The demand for extra functionality on components is increasing. Texturing can be applied to plastic surfaces for example, which often proves to be a long-lasting, cheap and rapid solution. Sirris and KU Leuven have been able to create a superhydrophobic surface by introducing a cavity pattern to a mould insert and then using it in injection moulding trials. The technology permits the quick and efficient application of complex structures without the need for heating. 
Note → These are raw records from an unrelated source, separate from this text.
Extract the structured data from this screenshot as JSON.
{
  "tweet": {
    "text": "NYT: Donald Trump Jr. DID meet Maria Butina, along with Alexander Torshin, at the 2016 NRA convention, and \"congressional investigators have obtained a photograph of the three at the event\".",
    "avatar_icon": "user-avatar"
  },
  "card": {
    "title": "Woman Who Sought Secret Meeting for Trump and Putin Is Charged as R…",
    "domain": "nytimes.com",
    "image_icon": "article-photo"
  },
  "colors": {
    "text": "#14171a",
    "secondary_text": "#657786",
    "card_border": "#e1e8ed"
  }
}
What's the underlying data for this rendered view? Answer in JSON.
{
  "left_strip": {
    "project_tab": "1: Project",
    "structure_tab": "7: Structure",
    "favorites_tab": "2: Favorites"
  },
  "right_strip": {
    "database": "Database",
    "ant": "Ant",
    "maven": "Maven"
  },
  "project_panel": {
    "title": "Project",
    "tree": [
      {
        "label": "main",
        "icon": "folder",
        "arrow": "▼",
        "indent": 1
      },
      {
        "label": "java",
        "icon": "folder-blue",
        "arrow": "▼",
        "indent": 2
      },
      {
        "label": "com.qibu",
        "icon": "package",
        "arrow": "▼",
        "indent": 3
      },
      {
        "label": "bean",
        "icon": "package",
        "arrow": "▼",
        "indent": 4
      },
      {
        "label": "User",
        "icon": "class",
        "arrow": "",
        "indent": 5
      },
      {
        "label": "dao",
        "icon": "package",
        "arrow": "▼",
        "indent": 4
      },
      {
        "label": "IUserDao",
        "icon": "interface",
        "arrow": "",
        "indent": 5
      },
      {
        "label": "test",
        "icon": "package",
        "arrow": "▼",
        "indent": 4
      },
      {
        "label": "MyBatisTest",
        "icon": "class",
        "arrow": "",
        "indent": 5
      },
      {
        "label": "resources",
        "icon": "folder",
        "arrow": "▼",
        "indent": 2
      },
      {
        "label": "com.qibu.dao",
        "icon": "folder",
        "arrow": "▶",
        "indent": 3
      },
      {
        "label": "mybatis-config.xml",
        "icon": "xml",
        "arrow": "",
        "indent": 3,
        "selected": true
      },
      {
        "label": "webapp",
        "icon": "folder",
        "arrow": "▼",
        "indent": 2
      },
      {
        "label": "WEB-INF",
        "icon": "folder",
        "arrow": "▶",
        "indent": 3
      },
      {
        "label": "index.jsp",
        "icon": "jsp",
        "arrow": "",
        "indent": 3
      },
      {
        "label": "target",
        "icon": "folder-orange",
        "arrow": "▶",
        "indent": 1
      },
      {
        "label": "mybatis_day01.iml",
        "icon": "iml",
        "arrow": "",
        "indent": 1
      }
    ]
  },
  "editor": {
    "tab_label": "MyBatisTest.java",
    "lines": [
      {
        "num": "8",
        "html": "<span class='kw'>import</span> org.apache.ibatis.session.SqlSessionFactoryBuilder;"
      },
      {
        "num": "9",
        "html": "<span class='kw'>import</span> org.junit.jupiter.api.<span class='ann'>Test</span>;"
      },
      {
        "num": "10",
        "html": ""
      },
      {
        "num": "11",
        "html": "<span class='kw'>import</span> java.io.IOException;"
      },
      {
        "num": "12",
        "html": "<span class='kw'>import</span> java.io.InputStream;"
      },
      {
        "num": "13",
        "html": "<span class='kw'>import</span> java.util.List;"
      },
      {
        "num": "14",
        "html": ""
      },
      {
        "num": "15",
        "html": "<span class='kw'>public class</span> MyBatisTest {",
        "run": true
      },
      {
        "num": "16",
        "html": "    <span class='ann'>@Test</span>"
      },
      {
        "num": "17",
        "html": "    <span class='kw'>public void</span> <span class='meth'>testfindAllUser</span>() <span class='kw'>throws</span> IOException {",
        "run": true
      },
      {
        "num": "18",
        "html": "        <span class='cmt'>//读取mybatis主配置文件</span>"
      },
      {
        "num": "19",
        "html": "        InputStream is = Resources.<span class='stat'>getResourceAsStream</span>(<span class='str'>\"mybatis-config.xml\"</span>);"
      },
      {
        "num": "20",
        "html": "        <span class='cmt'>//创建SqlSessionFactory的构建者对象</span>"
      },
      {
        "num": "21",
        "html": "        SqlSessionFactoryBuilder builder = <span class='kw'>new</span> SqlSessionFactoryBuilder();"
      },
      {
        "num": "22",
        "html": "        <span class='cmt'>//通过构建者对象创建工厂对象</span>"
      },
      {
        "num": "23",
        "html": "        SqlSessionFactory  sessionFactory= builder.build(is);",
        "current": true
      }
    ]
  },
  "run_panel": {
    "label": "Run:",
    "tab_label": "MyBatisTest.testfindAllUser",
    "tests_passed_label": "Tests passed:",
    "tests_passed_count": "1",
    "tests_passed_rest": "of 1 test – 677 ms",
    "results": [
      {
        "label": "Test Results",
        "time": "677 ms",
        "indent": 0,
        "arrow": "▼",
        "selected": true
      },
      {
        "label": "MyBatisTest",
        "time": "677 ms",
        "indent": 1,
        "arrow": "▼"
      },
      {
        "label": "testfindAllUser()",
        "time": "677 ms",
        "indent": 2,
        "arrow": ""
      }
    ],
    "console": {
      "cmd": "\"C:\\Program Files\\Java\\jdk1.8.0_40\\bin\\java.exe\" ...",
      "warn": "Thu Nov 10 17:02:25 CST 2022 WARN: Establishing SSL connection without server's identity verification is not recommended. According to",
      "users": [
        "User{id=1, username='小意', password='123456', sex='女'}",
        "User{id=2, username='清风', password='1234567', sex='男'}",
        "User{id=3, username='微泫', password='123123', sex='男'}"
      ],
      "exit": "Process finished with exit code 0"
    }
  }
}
Many industrial sectors are demanding that components and consumer goods are given extra functionality. This could include superhydrophobic surfaces with potentially self-cleaning properties, or metal engineering products with specific friction coefficients. These can be achieved by texturing the surface of such products for example. For example certain surface structures can cause the contact angle of water to be raised, or light to be scattered, or to have increased, lowered or controlled levels of friction. The advantage of applying functionality this way is that the texturing is usually long-lasting and in specific cases very cheap and quick to apply.

Injection moulding

One of the most interesting ways of doing this is by using traditional injection moulding. The mould or insert surface is given the negative of the desired structure. During the injection moulding process the polymer in the texture is pressed and takes the pattern from the surface of the mould. This can be done without making the injection moulding process slower or less efficient.

Sirris and the Plastics department at KU Leuven at Diepenbeek Campus have together already been able to create the first superhydrophobic surface by introducing a cavity pattern to a mould insert and then using it in injection moulding trials. The cavities have a diameter and depth of just a few microns and are applied using a femtosecond laser. This technology enables the quick and efficient application of complex structures without the need for heating. Because it is not necessary to heat the material, there are no melt zones or breaks that would otherwise weaken the mould.

Polypropylene

The injection moulding tests were carried out using PP as the basic material. Polypropylene is a widely used plastic with applications in the packaging, automotive, and consumer products sectors for example, which is all thanks to its low cost and excellent properties. By applying micro-pillars to the surface of PP by way of injection moulding in a laser textured mould, the contact angle with water was raised to above 140°, where the normal contact angle of unstructured PP is around 100°. This opens the door for packaging that can be emptied better and that reduces waste, or for self-cleaning bicycles and vehicle components.

Over the coming months Sirris will continue with its research into the relationship between laser parameters, geometry and functionality, specifically for injection moulding processes.

Would you like to know more about this technology? Contact us now!

Tags: